PROBLEM DETAILS —
Using the data below, return every line that holds the word "digit".

RECORDS FOR PROCESSING —
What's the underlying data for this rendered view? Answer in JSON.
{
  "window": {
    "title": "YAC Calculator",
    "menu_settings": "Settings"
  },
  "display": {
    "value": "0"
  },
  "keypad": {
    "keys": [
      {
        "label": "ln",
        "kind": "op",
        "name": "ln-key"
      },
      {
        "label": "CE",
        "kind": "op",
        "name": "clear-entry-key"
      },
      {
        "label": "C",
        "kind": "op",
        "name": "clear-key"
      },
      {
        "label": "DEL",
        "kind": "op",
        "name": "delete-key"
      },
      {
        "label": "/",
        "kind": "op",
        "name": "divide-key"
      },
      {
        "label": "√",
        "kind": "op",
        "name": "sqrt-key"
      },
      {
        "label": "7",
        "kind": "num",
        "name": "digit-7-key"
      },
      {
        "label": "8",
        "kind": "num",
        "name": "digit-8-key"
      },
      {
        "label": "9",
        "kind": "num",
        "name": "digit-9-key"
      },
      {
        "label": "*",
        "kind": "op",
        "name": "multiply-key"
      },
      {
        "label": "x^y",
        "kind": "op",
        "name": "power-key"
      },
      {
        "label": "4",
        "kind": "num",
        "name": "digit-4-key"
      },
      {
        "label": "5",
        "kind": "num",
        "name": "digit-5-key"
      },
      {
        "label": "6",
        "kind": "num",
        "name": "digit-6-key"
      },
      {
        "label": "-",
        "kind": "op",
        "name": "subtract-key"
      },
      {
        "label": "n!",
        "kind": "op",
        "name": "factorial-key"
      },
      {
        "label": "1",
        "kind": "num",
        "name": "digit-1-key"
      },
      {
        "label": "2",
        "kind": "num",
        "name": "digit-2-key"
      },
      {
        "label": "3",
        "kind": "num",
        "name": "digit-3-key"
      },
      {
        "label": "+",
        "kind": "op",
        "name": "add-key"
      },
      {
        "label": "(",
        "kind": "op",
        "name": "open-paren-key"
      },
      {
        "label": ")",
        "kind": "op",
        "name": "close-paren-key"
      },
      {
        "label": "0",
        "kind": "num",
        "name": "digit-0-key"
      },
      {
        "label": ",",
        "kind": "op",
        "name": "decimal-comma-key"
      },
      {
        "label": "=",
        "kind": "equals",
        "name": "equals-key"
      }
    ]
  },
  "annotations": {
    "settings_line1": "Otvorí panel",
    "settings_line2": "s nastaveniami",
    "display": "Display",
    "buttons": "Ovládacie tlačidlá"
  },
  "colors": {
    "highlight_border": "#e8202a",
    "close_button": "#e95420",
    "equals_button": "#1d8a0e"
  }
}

TASK SOLUTION —
        "name": "digit-7-key"
        "name": "digit-8-key"
        "name": "digit-9-key"
        "name": "digit-4-key"
        "name": "digit-5-key"
        "name": "digit-6-key"
        "name": "digit-1-key"
        "name": "digit-2-key"
        "name": "digit-3-key"
        "name": "digit-0-key"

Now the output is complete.